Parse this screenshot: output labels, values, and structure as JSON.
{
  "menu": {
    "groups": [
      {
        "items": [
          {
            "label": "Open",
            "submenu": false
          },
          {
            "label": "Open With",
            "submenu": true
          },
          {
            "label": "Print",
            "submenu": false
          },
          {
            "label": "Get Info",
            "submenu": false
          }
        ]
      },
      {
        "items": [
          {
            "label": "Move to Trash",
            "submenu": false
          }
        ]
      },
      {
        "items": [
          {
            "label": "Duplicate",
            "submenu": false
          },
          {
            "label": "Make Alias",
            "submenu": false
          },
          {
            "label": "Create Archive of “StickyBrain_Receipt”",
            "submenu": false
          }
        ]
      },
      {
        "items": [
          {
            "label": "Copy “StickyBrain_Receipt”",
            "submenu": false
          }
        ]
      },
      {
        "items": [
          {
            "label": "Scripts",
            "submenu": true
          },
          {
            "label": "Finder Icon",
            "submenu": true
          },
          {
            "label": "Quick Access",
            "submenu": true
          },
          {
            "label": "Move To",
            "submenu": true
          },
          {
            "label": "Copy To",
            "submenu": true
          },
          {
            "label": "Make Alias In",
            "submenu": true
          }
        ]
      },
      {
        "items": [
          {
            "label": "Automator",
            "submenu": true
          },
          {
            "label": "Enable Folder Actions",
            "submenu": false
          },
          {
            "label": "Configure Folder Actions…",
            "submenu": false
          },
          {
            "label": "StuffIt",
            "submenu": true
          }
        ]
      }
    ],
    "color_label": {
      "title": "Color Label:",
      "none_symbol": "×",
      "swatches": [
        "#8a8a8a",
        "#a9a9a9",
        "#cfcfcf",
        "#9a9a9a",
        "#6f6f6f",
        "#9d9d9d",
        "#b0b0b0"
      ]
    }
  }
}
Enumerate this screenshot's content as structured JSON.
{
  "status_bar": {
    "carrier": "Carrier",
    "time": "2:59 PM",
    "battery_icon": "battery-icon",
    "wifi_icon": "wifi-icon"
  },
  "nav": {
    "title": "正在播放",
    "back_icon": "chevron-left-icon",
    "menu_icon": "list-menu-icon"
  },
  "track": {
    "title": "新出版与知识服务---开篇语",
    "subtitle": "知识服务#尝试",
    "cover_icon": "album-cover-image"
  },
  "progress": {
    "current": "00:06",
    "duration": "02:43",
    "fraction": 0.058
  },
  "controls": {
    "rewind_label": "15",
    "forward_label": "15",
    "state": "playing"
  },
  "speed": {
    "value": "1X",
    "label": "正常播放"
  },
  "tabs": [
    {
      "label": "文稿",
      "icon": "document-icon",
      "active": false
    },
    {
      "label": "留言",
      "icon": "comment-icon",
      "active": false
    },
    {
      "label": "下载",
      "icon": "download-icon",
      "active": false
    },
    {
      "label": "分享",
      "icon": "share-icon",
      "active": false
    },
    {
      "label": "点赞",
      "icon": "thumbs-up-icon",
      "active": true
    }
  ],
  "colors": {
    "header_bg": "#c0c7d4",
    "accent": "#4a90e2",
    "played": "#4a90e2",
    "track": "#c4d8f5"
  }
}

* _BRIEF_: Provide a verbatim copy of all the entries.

* _SOLUTION TO THE PROBLEM_:
Parse this screenshot: output labels, values, and structure as JSON.
{
  "menu": {
    "groups": [
      {
        "items": [
          {
            "label": "Open",
            "submenu": false
          },
          {
            "label": "Open With",
            "submenu": true
          },
          {
            "label": "Print",
            "submenu": false
          },
          {
            "label": "Get Info",
            "submenu": false
          }
        ]
      },
      {
        "items": [
          {
            "label": "Move to Trash",
            "submenu": false
          }
        ]
      },
      {
        "items": [
          {
            "label": "Duplicate",
            "submenu": false
          },
          {
            "label": "Make Alias",
            "submenu": false
          },
          {
            "label": "Create Archive of “StickyBrain_Receipt”",
            "submenu": false
          }
        ]
      },
      {
        "items": [
          {
            "label": "Copy “StickyBrain_Receipt”",
            "submenu": false
          }
        ]
      },
      {
        "items": [
          {
            "label": "Scripts",
            "submenu": true
          },
          {
            "label": "Finder Icon",
            "submenu": true
          },
          {
            "label": "Quick Access",
            "submenu": true
          },
          {
            "label": "Move To",
            "submenu": true
          },
          {
            "label": "Copy To",
            "submenu": true
          },
          {
            "label": "Make Alias In",
            "submenu": true
          }
        ]
      },
      {
        "items": [
          {
            "label": "Automator",
            "submenu": true
          },
          {
            "label": "Enable Folder Actions",
            "submenu": false
          },
          {
            "label": "Configure Folder Actions…",
            "submenu": false
          },
          {
            "label": "StuffIt",
            "submenu": true
          }
        ]
      }
    ],
    "color_label": {
      "title": "Color Label:",
      "none_symbol": "×",
      "swatches": [
        "#8a8a8a",
        "#a9a9a9",
        "#cfcfcf",
        "#9a9a9a",
        "#6f6f6f",
        "#9d9d9d",
        "#b0b0b0"
      ]
    }
  }
}
Enumerate this screenshot's content as structured JSON.
{
  "status_bar": {
    "carrier": "Carrier",
    "time": "2:59 PM",
    "battery_icon": "battery-icon",
    "wifi_icon": "wifi-icon"
  },
  "nav": {
    "title": "正在播放",
    "back_icon": "chevron-left-icon",
    "menu_icon": "list-menu-icon"
  },
  "track": {
    "title": "新出版与知识服务---开篇语",
    "subtitle": "知识服务#尝试",
    "cover_icon": "album-cover-image"
  },
  "progress": {
    "current": "00:06",
    "duration": "02:43",
    "fraction": 0.058
  },
  "controls": {
    "rewind_label": "15",
    "forward_label": "15",
    "state": "playing"
  },
  "speed": {
    "value": "1X",
    "label": "正常播放"
  },
  "tabs": [
    {
      "label": "文稿",
      "icon": "document-icon",
      "active": false
    },
    {
      "label": "留言",
      "icon": "comment-icon",
      "active": false
    },
    {
      "label": "下载",
      "icon": "download-icon",
      "active": false
    },
    {
      "label": "分享",
      "icon": "share-icon",
      "active": false
    },
    {
      "label": "点赞",
      "icon": "thumbs-up-icon",
      "active": true
    }
  ],
  "colors": {
    "header_bg": "#c0c7d4",
    "accent": "#4a90e2",
    "played": "#4a90e2",
    "track": "#c4d8f5"
  }
}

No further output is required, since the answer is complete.